───── SUPPLIED DATA ─────

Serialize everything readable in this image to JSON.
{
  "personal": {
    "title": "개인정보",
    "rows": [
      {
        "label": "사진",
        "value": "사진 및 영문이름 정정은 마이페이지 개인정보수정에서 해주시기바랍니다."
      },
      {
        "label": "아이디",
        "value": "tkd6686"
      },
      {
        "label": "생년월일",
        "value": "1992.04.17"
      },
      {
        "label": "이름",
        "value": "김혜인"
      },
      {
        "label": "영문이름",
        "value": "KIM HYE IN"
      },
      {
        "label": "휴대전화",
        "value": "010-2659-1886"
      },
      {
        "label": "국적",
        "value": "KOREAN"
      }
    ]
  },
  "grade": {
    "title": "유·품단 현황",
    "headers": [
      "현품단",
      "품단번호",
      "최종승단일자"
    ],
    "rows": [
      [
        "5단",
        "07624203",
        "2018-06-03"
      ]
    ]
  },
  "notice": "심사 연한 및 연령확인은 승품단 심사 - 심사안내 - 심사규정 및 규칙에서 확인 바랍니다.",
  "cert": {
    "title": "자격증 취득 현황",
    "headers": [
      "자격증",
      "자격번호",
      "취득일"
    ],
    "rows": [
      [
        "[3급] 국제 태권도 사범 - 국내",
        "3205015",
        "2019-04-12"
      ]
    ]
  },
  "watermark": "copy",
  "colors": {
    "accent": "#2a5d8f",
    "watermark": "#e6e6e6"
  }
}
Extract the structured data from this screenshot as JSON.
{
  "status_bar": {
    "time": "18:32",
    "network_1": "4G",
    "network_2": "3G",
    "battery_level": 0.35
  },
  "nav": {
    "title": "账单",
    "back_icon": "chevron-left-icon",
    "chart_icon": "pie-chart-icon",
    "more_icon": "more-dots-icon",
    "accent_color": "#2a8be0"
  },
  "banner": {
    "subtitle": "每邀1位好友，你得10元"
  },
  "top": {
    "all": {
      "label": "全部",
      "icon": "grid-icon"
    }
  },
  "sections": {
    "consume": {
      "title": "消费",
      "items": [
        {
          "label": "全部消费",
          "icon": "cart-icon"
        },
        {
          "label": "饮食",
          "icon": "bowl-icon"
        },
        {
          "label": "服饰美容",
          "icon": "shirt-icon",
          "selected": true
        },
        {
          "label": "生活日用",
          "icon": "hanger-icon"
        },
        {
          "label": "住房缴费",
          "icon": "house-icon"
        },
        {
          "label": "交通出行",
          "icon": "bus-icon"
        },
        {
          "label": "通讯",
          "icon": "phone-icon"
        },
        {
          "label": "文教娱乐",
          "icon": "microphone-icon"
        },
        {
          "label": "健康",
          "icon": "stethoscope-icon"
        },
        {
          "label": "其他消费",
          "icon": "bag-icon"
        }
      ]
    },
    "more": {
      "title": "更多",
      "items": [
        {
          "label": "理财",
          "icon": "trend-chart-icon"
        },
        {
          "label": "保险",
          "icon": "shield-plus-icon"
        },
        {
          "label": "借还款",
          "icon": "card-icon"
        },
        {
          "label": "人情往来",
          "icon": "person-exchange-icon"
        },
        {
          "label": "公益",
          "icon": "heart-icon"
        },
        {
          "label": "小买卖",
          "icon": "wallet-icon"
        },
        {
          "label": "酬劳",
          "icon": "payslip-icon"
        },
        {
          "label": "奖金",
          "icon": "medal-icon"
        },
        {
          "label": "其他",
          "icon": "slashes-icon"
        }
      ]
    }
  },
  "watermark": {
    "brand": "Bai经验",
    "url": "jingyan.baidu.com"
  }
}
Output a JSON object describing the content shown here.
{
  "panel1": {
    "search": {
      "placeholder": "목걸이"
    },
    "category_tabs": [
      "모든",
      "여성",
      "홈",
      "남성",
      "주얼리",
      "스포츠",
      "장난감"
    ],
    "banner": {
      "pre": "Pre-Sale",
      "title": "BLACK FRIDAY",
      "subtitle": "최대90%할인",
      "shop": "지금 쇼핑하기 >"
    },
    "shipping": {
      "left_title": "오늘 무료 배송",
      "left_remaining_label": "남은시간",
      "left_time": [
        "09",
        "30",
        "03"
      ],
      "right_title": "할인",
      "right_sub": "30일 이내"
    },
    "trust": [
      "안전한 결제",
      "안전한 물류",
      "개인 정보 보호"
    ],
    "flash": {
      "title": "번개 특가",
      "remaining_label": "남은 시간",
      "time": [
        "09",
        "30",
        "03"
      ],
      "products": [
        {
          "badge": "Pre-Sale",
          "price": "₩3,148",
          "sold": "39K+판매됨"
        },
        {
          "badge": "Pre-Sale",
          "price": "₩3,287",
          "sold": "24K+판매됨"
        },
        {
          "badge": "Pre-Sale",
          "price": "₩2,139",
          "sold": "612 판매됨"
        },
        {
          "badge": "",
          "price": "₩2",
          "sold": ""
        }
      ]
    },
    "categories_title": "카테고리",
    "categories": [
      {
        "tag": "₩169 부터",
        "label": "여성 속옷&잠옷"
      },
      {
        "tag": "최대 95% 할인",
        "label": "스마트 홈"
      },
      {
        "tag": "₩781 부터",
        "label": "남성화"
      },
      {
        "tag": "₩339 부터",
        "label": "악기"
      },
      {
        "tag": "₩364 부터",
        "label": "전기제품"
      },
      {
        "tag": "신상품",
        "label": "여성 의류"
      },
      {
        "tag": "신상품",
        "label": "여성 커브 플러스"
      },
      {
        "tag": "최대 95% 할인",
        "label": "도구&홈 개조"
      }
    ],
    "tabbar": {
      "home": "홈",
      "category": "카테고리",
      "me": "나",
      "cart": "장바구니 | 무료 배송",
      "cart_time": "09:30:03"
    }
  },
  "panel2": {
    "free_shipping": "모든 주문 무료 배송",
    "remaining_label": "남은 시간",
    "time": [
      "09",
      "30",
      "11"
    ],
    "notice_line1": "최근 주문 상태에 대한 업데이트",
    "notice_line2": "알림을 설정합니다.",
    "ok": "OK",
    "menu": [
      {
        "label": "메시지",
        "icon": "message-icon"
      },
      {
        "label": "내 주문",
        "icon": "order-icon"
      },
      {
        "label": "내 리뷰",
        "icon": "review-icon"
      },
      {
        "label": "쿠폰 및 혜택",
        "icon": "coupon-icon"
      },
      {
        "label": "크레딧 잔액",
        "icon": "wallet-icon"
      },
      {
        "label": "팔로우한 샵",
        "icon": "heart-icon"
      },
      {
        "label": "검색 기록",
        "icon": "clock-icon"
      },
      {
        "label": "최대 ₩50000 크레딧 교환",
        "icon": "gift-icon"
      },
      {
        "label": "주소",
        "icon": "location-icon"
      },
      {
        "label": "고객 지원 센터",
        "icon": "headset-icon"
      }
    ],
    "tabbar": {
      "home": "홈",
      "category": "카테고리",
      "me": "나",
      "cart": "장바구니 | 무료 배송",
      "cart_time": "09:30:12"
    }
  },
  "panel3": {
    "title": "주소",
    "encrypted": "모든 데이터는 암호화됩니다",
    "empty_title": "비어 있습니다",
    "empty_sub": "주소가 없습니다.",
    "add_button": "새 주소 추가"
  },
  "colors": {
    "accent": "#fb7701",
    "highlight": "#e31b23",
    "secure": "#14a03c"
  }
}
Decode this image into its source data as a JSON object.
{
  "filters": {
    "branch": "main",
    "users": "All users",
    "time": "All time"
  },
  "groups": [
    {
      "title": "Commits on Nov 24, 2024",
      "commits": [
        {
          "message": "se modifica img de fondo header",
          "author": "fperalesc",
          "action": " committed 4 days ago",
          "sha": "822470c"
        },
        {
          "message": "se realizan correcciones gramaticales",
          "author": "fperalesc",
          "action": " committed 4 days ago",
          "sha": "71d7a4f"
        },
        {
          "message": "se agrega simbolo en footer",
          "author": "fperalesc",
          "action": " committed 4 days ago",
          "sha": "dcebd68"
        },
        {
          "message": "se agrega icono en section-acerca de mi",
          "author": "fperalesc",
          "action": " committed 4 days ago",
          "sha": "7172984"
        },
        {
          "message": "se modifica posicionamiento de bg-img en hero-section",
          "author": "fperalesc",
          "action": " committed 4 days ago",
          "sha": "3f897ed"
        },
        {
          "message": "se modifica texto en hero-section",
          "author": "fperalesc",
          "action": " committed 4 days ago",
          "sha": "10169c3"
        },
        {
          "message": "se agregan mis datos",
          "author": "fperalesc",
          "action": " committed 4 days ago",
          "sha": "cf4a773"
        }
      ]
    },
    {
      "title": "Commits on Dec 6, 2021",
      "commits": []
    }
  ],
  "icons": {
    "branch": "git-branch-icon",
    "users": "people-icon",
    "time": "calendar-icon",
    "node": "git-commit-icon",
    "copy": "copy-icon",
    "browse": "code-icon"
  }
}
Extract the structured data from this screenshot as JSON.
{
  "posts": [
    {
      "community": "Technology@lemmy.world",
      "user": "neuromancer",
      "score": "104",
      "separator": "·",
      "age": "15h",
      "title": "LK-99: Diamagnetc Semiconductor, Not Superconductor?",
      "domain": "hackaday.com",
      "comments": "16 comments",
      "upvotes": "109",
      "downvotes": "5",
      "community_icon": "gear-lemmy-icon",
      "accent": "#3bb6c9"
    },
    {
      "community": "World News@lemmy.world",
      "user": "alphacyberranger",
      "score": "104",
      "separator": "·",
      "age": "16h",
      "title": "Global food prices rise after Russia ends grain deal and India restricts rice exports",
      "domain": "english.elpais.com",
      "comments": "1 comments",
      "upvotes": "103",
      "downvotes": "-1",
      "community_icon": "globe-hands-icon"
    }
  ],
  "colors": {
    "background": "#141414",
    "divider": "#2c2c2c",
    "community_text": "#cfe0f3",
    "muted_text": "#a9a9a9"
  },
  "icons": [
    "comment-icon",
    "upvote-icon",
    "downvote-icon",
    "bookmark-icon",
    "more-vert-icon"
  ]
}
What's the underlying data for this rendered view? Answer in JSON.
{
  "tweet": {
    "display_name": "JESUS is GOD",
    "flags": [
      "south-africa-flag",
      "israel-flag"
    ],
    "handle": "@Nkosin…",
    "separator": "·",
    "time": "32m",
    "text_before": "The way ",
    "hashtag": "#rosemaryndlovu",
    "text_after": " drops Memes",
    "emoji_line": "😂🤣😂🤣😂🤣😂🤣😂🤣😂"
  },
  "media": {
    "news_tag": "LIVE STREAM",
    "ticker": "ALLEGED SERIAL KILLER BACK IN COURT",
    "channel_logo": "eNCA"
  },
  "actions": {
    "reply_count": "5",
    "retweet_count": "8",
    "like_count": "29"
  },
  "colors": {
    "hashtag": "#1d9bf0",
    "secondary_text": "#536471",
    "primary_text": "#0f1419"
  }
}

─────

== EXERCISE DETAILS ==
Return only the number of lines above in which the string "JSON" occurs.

== OUTPUT BELOW ==
6